As battles rage in Springfield over the future of pensions, some environmentalists are quietly wondering if it’s time to pin a green medal on Gov. Pat Quinn’s lapel.
From an environmentalist’s point of view, this has been a great summer for Quinn (pictured at right with bags of more than 150,000 signatures from 12-year-old Abby Goldberg, who organized a petition urging him to veto an industry-backed plastic bags recycling bill).
“He’s been 100 percent,” said Max Muller, program director of Environment Illinois.
Call it the environmentalists’ summer of content.
- Quinn vetoed the proposed Leucadia Southeast Side coal gasification plant, which environmental groups opposed because of greenhouse gas emissions.
- He vetoed an industry-backed bill on plastic bag recycling that environmentalists didn’t think was strong enough.
- He signed a law to impose tougher safety measures on the use of a solvent commonly known as “perc” by dry cleaners that can seep into groundwater and the air.

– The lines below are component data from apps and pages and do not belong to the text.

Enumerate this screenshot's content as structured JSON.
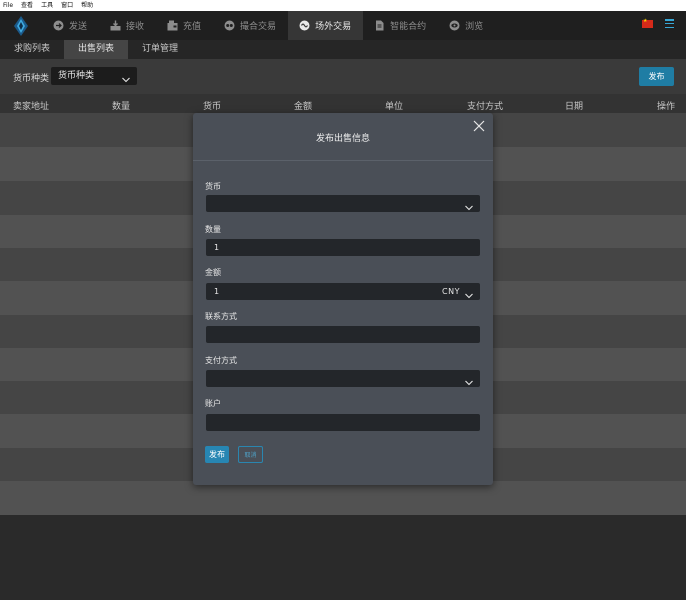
{
  "menubar": {
    "items": [
      "File",
      "查看",
      "工具",
      "窗口",
      "帮助"
    ]
  },
  "nav": {
    "items": [
      {
        "label": "发送",
        "icon": "send-icon",
        "active": false
      },
      {
        "label": "接收",
        "icon": "download-icon",
        "active": false
      },
      {
        "label": "充值",
        "icon": "wallet-icon",
        "active": false
      },
      {
        "label": "撮合交易",
        "icon": "exchange-icon",
        "active": false
      },
      {
        "label": "场外交易",
        "icon": "otc-icon",
        "active": true
      },
      {
        "label": "智能合约",
        "icon": "document-icon",
        "active": false
      },
      {
        "label": "浏览",
        "icon": "eye-icon",
        "active": false
      }
    ]
  },
  "tabs": [
    {
      "label": "求购列表",
      "active": false
    },
    {
      "label": "出售列表",
      "active": true
    },
    {
      "label": "订单管理",
      "active": false
    }
  ],
  "filter": {
    "label": "货币种类",
    "selected": "货币种类",
    "publish_label": "发布"
  },
  "table": {
    "columns": [
      "卖家地址",
      "数量",
      "货币",
      "金额",
      "单位",
      "支付方式",
      "日期",
      "操作"
    ]
  },
  "modal": {
    "title": "发布出售信息",
    "fields": {
      "currency": {
        "label": "货币",
        "value": ""
      },
      "quantity": {
        "label": "数量",
        "value": "1"
      },
      "amount": {
        "label": "金额",
        "value": "1",
        "unit": "CNY"
      },
      "contact": {
        "label": "联系方式",
        "value": ""
      },
      "payment": {
        "label": "支付方式",
        "value": ""
      },
      "account": {
        "label": "账户",
        "value": ""
      }
    },
    "publish_label": "发布",
    "cancel_label": "取消"
  },
  "colors": {
    "accent": "#1f7da4",
    "flag": "#d52a1a",
    "menu_icon": "#37a7d6"
  }
}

- He signed a bill that block landfills from operating or expanding within Cook County, which environmentalists sought in order to prevent the Land and Lakes Landfill on the Chicago-Dolton border from expanding.
- At a signing in Lake County, he put his John Hancock on a cluster of bills, including one that provides new plumbing standards designed to encourage green technology.
“Quinn is starting to live up to the hopes that environmentalists had as being the greenest governor in Illinois history,” said Jack Darin, director of the Sierra Club’s Illinois chapter.
Muller agrees. “It has been an extraordinary year for Gov. Quinn on the environment,” Muller says. “He’s been rock solid for us, and some of his decisions on whether to sign or veto bills have not been particularly easy ones, either, like the [plastic] bag bill and the Leucadia bill.”
His record has earned Quinn a 100 percent rating for 2012 from the Illinois Environmental Council.
But even with Quinn’s support, environmentalists haven’t gotten everything they want. Both more funding for the Illinois Department of Natural Resources and legislation to regulate hydraulic fracturing failed in the Legislature.
Does pleasing environmentalists mean Quinn has antagonized business? Not necessarily. Doug Whitley, president and CEO of the Illinois Chamber of Commerce called Quinn’s record a “mixed bag.”
“The Leucadia bill was really the premier action in which we didn’t know where he would go, and we were really pleased [with his veto],” Whitley said.
Other pro-business measures Quinn signed included the extension of enterprise zones, the creation of a tax tribunal for the Illinois Department of Revenue – which is important to multistate taxpayers – and changes in procurement law that make it easier to do business with the state of Illinois, Whitley said.